TRY IT – Each line with the string "group" is to be copied from the records below.

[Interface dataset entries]

⁂

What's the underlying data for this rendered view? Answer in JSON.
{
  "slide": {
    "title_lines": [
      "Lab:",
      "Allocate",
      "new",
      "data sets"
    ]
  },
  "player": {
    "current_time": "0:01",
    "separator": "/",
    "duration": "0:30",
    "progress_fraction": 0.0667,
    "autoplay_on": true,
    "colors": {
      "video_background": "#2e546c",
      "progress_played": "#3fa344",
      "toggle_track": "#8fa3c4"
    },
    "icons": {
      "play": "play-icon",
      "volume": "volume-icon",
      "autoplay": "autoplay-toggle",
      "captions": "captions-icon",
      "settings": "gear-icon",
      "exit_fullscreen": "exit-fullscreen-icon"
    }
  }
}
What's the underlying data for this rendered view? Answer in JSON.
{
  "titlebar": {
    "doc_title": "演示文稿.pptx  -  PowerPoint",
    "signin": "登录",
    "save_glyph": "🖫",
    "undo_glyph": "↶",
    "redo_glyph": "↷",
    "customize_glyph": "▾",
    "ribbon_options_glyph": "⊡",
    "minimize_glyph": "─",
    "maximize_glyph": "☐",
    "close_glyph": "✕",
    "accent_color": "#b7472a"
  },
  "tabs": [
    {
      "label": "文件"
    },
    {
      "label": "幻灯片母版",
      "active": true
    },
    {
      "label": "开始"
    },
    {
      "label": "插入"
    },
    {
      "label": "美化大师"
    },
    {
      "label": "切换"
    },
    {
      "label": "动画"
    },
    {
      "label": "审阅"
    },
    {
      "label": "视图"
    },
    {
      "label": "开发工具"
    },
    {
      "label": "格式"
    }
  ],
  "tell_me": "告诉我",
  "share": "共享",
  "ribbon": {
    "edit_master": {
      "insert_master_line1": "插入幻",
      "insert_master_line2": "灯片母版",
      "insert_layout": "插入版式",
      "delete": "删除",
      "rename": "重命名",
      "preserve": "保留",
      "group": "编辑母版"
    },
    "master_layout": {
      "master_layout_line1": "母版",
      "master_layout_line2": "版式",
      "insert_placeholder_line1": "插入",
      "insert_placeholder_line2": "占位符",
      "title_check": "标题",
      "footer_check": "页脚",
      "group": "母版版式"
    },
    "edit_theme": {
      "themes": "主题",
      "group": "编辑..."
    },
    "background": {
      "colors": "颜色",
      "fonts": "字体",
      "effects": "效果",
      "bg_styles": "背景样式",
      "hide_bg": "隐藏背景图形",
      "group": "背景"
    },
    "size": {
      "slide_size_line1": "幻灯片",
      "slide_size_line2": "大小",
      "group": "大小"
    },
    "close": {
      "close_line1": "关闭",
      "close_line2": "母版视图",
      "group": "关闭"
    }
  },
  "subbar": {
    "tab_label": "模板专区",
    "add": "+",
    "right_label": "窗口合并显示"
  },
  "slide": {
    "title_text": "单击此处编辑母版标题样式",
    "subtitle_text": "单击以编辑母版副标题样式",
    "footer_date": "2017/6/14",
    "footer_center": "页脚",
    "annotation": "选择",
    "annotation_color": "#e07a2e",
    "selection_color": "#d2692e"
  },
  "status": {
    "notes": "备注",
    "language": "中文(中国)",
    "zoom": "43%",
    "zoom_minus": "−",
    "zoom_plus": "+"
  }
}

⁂

TASK SOLUTION –
      "group": "编辑母版"
      "group": "母版版式"
      "group": "编辑..."
      "group": "背景"
      "group": "大小"
      "group": "关闭"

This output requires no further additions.